    Everyone was too short sighted in this whole process. You can’t expect the NBA and its player’s association to take less now. The players are about to get paid big, and I don’t expect it to change much. Everyone can see the brick wall, but they will all still crash into it.(ignore it)

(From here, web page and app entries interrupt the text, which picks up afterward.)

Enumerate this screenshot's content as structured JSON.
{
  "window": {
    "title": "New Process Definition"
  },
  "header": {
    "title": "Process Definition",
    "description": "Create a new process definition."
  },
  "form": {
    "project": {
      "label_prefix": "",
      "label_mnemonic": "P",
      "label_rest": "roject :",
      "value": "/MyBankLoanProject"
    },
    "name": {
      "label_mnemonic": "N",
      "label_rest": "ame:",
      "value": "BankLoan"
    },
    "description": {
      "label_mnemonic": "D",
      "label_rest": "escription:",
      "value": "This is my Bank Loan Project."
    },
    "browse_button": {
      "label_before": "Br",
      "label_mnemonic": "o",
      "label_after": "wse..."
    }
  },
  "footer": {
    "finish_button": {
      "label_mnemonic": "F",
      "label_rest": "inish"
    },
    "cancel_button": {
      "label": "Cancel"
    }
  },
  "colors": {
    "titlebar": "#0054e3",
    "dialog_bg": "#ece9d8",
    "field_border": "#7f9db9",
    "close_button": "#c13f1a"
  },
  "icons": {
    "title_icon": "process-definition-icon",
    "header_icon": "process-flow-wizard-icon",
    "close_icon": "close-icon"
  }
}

  • This isn’t exactly a BAD thing. This is what ESPN has actually needed to do for a long time. Sure, people are out of jobs, and that’s unfortunate, but for the network to continue to succeed, it has to rework itself into something sustainable. It’s not like radio’s consolidation where you had Cheap Channel and Cume-U-Less getting rid of necessary jobs in favor of cutting costs, this is ESPN getting rid of jobs that are no longer necessary or viable. They’re still going to invest in talent to produce worthwhile, profitable content (watch them hire Katie Nolan away from Fox Sports in the not-too-distant future). But they’re not going to have dedicated beat reporters for each team anymore, they’re going to cut back on the redundancies, and they’re going to shift their focus to content that is geared toward the changes that are obviously coming in delivery methods — i.e. a la carte, on demand and open to those who don’t subscribe to cable. This is responsible management, not the sign of a dying company.

  • Dan Pfeifer

    On the one hand, there is probably some slimming down that’s been needed. This is brutal honesty: For a “big-name layoff,” I didn’t know a lot of the folks listed, and when I saw a lot of them were local writers or team reporters, I thought to myself, “Did ESPN really need to have someone covering those beats? How important was a Memphis Grizzlies writer to”

    I will say this: I’m starting to wonder just who is, or will be, left to cover these teams and leagues independently. The money is going into rights and production. Non-rights holding outlets aren’t seeing the need to cover teams or leagues for which they don’t have rights. Newspapers are dying a slow death. Local TV reporters? Local radio guys? Here’s the thing: When the leagues or teams do something wrong, someone — someone — has to think critically and hold their feet to the fire, right? Be there to ask the tough questions? Something?

    Oddly enough, I’m wondering if the next source of journalism — sending reporters to cover games — might come from a strange source: Fantasy sports sites like Rotowire and maybe even the DFS sites. They rely heavily on those regular reports from beat writers to provide player information. I wonder if they might end up employing their own cadre of reporters, even if only on a small-wages basis, just to ensure that info is still there.